The reference I used recommended pure Portland cement; however, I used a half and half mix of pure Portland cement and quickcrete 5000. (because he's handy like that) This has some small pebbles in it but I think makes for a stronger counter top that just Portland cement. When mixing the concrete, adding too much water will make the mix soupy and weak. Fill the bottom half of the form with concrete and try to tamp it down to get rid of any air bubbles (these can ruin your counter top). Once the form is about half full you should add some metal support for strength. I chose metal lath on the two smaller counter tops and ¼ inch rebar on the other one. Once the metal is in, fill the form the rest of the way.

Step 4 – tamp it down

Begin by screeding the top of the concrete. (WTH?) A screed is just a board levels the concrete out. (oh, yeah...I knew that) Next, I used and orbital sander (anything that vibrates will work)

and moved it around the form to allow the air bubbles to rise to the top. This step is crucial. Not only will bubbles weaken the counter top, they will cause it to be porous and unsightly. (this has me giggling) Once the water rises to the top of the concrete and then disappears, you can use a trowel to smooth out the top (which will be the under-surface when you are finished) so that the counter top rests evenly on the base counters.

Step 5 – remove the form

I let the counter tops sit for a couple of days before removing the form. Begin by removing the screws of the sides and then gently pry the counter top up until you can get your finger under it and flip it over. You may need help depending on the size since these jokers (crackers) are heavy. (Note - ask your 9 month preggo wife) I then let them cure for a couple of extra days – there will still be some water that will evaporate. Once they are fully cured, they are ready to be set in place. I didn’t do anything but set them on the base counter because mine are so heavy they won’t move anywhere.

Step 6 – finish them

I used an epoxy finish designed for counter tops that you can buy at Lowes.
I tried a penetrating sealer but it wasn’t going to stand up to Louisa. (no joke) The epoxy was easy to apply, is impregnable, and provides a nice shine that Amy seems to like. (is it obvious who wears the britches? hehe, just kidding. it isn't me, but sometimes he lets me think i do) Just follow the directions on the box and viola, you have completed the counter tops! Fast food may be in order as the epoxy takes a couple of days to cure. (aha, no wonder we were eating taco bell...hehe)

The good thing about concrete counter tops is that they weren’t too hard to make and look a million times better than our old off white Formica! (hell to the yes!!) They are supposed to be non-uniform as you see above. That isn't moisture, but difference in color of the stone. And while they weren’t expensive, if you mess up you will likely have a 75 pound dud that you will have to find some where to dispose. My dud is still sitting outside…(haaaa, 'tis true)

I mean, awesome right! Now how many of you are gonna do these now? You should!!!

Oh, and try this at home. We are not professionals. Hehe.


beki said...

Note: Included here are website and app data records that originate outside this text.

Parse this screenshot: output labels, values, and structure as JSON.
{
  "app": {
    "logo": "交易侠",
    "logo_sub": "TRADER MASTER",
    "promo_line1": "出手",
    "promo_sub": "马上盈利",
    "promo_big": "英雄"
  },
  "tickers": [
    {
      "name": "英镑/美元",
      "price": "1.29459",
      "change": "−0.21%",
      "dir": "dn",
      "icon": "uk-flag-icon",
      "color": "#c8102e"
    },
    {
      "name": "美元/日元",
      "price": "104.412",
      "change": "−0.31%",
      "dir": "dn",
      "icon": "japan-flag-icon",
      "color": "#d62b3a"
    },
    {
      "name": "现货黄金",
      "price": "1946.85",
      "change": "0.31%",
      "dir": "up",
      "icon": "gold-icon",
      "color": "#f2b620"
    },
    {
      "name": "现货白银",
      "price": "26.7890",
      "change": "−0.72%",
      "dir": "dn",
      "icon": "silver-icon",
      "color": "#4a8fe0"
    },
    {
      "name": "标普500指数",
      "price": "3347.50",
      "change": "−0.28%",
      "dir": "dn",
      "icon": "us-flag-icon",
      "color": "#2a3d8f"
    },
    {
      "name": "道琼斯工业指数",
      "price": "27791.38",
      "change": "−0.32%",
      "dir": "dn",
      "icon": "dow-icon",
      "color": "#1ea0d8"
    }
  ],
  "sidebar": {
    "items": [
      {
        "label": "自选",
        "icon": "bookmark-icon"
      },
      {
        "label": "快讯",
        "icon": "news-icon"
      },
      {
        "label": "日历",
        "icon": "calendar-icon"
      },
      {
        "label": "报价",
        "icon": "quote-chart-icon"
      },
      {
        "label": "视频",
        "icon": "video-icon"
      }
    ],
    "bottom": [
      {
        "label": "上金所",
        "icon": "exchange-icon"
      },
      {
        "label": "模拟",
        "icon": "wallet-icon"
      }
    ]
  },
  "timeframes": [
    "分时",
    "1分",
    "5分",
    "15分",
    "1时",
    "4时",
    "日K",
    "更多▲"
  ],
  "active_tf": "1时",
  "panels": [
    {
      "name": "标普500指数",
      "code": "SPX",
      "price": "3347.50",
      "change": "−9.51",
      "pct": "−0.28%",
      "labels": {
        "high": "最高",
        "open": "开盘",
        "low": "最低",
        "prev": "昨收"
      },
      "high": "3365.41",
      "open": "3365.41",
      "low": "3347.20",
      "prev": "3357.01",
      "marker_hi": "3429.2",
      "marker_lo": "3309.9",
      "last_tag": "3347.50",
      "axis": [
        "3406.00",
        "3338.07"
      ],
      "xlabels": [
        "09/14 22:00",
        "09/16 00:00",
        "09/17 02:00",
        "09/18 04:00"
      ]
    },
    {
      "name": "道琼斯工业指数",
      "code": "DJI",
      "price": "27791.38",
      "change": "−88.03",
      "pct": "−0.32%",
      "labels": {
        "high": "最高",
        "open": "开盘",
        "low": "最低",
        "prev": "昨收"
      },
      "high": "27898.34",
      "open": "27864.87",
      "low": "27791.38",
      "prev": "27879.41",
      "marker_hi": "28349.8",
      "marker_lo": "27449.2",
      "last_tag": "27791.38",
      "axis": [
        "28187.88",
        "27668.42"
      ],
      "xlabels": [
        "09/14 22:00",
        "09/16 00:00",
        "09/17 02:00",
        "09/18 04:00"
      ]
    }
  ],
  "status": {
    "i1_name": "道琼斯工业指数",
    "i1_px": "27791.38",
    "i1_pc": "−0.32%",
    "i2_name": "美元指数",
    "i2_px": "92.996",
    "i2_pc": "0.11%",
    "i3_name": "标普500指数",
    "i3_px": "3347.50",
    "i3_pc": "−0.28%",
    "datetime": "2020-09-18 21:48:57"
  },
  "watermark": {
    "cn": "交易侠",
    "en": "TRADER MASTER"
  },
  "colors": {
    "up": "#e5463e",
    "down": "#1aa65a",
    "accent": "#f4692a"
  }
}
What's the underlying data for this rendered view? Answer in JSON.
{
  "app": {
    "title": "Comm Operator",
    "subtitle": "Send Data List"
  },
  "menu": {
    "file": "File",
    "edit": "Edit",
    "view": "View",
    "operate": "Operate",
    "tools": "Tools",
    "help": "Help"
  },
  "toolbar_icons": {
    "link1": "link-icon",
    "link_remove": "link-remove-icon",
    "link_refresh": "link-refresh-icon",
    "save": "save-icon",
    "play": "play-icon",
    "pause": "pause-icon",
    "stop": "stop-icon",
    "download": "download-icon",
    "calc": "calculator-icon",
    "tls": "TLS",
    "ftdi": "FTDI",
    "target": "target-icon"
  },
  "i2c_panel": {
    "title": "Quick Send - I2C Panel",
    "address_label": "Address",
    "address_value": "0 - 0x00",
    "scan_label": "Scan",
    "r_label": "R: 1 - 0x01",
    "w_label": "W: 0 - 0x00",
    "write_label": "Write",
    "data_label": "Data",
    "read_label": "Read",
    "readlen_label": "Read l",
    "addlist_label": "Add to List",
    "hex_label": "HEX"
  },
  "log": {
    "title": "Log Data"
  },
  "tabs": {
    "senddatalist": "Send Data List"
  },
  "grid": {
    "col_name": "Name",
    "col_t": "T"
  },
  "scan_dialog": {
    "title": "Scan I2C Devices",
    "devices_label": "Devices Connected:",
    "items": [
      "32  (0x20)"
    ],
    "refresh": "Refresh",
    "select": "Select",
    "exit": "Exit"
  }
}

Thanks so much for sharing! I'm directing my husband here ASAP. He is off all next week...(ya now, watching 3 kids while I'm at work isn't enough for him to do :))

Monika B. said...

I had a great time reading your story and your pictures are amazing, I love them!!!